Visit NOAA’s National Weather Service for information about current weather in the Brooks Range, AK.
Arctic Village, Alaska
Galbraith Lake, Alaska
The climate on the north slope of the Brooks Range is best described as the Arctic. The temperatures will vary from 60 below to 75 above between summer and winter. There is permafrost a few feet down in August. It can snow any time of year. The north side of the Brooks is considered a desert and generally does not get much rain compared to other parts of Alaska. Rain levels are relatively low but the ground stays saturated from poor drainage due to the permafrost. The ice pack off of the coast has a big influence on temperatures and fog. Fog will be common along the foothills to the coastline. An onshore breeze will blow the fog upslope against the range. Often one side of the range or the other is influenced by a low front resulting in poor weather. Strong high pressure will build over the region and result in periods of beautiful weather. But like any mountain environment, the weather is always changing and is hard to predict. Temperatures in August will range from a light frost to 75 degrees and vary with sun, rain, and snow in the same day. Commonly there are squall lines that continually come across the range.

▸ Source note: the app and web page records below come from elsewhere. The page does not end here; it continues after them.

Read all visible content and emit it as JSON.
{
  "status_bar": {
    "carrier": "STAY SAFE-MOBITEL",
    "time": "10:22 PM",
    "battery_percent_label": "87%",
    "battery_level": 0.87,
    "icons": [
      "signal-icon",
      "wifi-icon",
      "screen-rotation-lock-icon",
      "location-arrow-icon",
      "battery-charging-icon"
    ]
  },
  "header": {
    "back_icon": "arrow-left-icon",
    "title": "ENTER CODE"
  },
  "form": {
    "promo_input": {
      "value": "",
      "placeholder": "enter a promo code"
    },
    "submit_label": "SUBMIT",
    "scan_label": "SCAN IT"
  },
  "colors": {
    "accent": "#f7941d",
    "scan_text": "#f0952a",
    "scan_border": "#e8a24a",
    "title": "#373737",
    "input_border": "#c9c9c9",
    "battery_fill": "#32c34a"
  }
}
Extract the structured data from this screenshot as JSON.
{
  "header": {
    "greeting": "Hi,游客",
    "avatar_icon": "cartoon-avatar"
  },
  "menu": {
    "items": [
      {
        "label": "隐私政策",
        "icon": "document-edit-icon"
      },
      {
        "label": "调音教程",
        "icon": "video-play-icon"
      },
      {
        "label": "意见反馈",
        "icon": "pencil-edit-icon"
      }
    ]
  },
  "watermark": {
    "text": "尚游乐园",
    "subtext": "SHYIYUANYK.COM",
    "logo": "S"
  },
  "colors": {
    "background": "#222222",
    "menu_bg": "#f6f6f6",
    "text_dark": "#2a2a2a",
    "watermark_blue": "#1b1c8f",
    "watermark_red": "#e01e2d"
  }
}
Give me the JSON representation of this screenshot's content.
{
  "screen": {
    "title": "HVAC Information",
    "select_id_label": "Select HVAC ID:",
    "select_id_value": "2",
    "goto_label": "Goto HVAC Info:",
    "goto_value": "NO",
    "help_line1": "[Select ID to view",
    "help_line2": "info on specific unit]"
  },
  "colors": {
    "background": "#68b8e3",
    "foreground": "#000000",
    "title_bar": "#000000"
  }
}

Be mentally prepared for non-hunt days and non-fly days due to poor weather. This is just part of hunting in remote Alaska. The weather is unpredictable and there are no accurate weather forecasts. Weather is most reliable as a visual assessment called in by you and the guide in the field.
- Average Summer Temperature (July)
41 degrees F (5º C)
- Maximum Summer Temperature
86 degrees F (30º C)
- Average Winter Temperature (Feb.)
-4 degrees F (-20º C)
- Total Cloud Cover – 54% of year
- Expected Days of Fog – 115 days
- Average Annual Rainfall – 10 in. (25 cm)
- Prevailing Winds at Barter Island – 13 knots easterly
The difference in weather between hunt dates
August – Session 1
Early August is usually nice with temperatures ranging between light frost at night and 60 degrees Fahrenheit during the day. There are generally squalls that produce rain, but may be ice and snow. We have experienced 6”-12” of snow before the season and two feet of snow the second week of August at the higher elevations threatening any travel through the mountains but this is not the norm. Usually, if it snows it will melt quickly on the south-facing slopes.
August – Session 2
August 20-31, temperatures are generally 25 to 50 degrees Fahrenheit range. Low pressures are more frequent and will result in high elevation snows that may not melt. Along with these storms comes poor visibility, high river crossings, and delayed travel. These times are mentally challenging for most hunters. In the second session of hunts we will plan on being in areas of less exposure to weather with options for extraction in case of snow.
September – Session 3
September hunts in the Arctic are a game of patience! One guarantee is by mid-September the mountain creeks have begun to freeze (if not already)! Storms will become more violent and higher elevation airstrips are threatened by snow. Availability of communications and high-quality gear while in Spike Camp allows us to be patient and comfortable while waiting for better weather to make a move. Animals start moving out of high elevation areas that they have been in most of the summer and travel into transition areas lower down in elevation, looking for feed. In this part of the Brook Range rams will travel a long way from summer feed to winter feed. They will look for areas with good unfrozen grass and dwarf willow.
Rams are generally harvested between 4,000’ and 6,000’ with the bottom elevations of the mountains at 3,000’- 4,000’.